According to the Greater Lafourche Port Commission (Applicant), severe storms and flooding from March to April 2016 eroded approximately one mile of sand on Fourchon Beach exposing erosion control structures to damage. These structures include a geotube system partially funded by FEMA in prior disasters as an improved project and completed in 2013. The Applicant requested $4,980,500 in Project Worksheet (PW) 710 to replace 149,350 cubic yards (CY) of displaced sand. FEMA prepared PW 710 as a Category G project for an improved beach, but found the project ineligible because the Applicant did not demonstrate that the damage claimed was a direct result of the declared disaster or that it had an established maintenance program in place to periodically renourish the beach with imported sand. On appeal, the Applicant presented photos and engineering drawings of the beach to demonstrate the pre-disaster condition and a 2016 monitoring report describing a one-time, partial renourishment of sand in 2015. However, the Applicant could not demonstrate a longer-term maintenance program for the improved beach because the area was continuously hit by disasters in the preceding decade, disrupting maintenance efforts, and the beach was inaccessible for long periods after the geotube was completed. The Region VI Regional Administrator (RA) denied the appeal on February 13, 2019, highlighting the Applicant’s concession that it did not have an established maintenance program for the beach and noting that the Applicant had not provided pre-and post-disaster documentation to substantiate the amount of sand lost as a direct-result of the disaster. On second appeal, the Applicant and Grantee now state that FEMA incorrectly classified the project as an improved beach, when it was in fact a water control facility subject to different maintenance requirements. FEMA is denying the appeal. The Applicant has not demonstrated a maintenance program for Fourchon Beach and has not showed that the erosion of 149,350 CY was a direct result of the disaster.

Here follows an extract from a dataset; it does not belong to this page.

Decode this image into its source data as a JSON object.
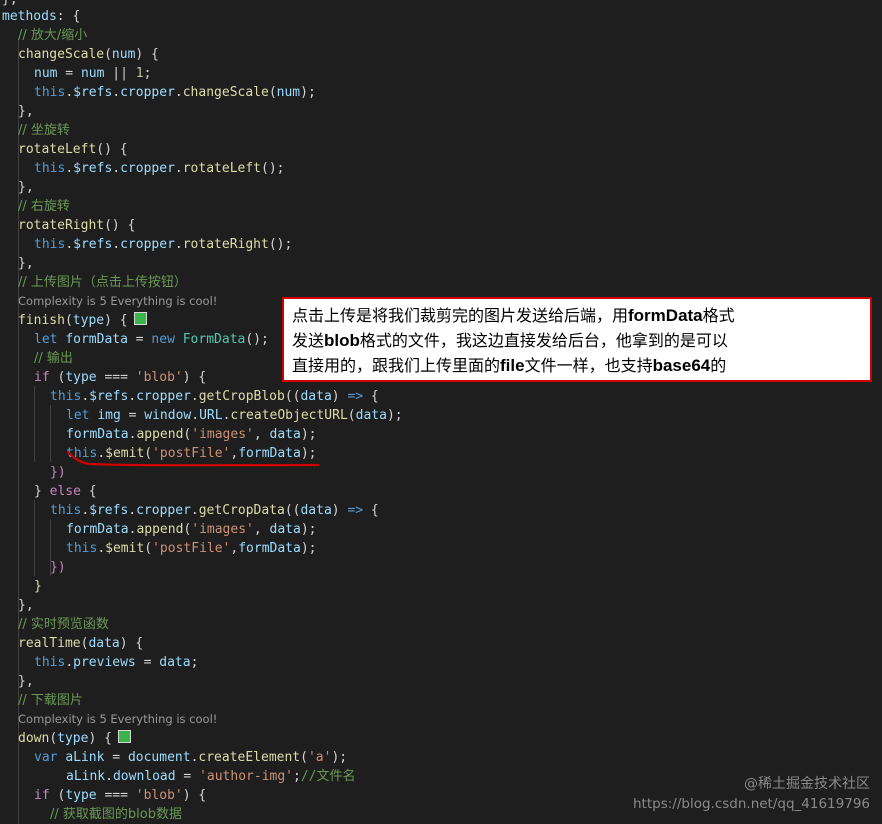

Authorities and Second Appeals
- 44 C.F.R. §§ 206.201(c), 206.206, 206.223(a)(1), 206.226(j)(2).
- PAPPG, at 19, 111, 120-21, 127-31.
- Town of Sandwich, FEMA-4097-DR-MA; Cty. of Los Angeles, FEMA-1577-DR-CA.
- To be eligible for sand replacement on beaches, the Applicant must establish and adhere to a maintenance program to periodically renourish sand to preserve the beach’s original design. Emergency, “one-time,” or partial renourishment does not meet this requirement.
- The Applicant cites to a one-time, partial renourishment of sand, but is otherwise unable to demonstrate an established and adhered to maintenance program of periodic renourishment.
- Sand replacement required as a result of pre-disaster erosion is not eligible for PA funding. FEMA uses pre- and post-storm profiles, design documents, and renourishment history to estimate the amount of sand lost as a result of the incident. FEMA may be unable to determine this amount if there are large gaps between renourishment projects or a lack of detailed monitoring records.
- The Applicant did not present detailed monitoring records, renourishment history, or pre- and post-disaster profiles to allow FEMA to estimate the amount of sand lost due to the disaster.
Because the Applicant is requesting PA for sand replacement on Fourchon Beach, it must demonstrate an established maintenance program for that beach and provide documentation to estimate the amount of sand lost as a direct result of the disaster. The Applicant has not met these requirements, and therefore the second appeal is denied.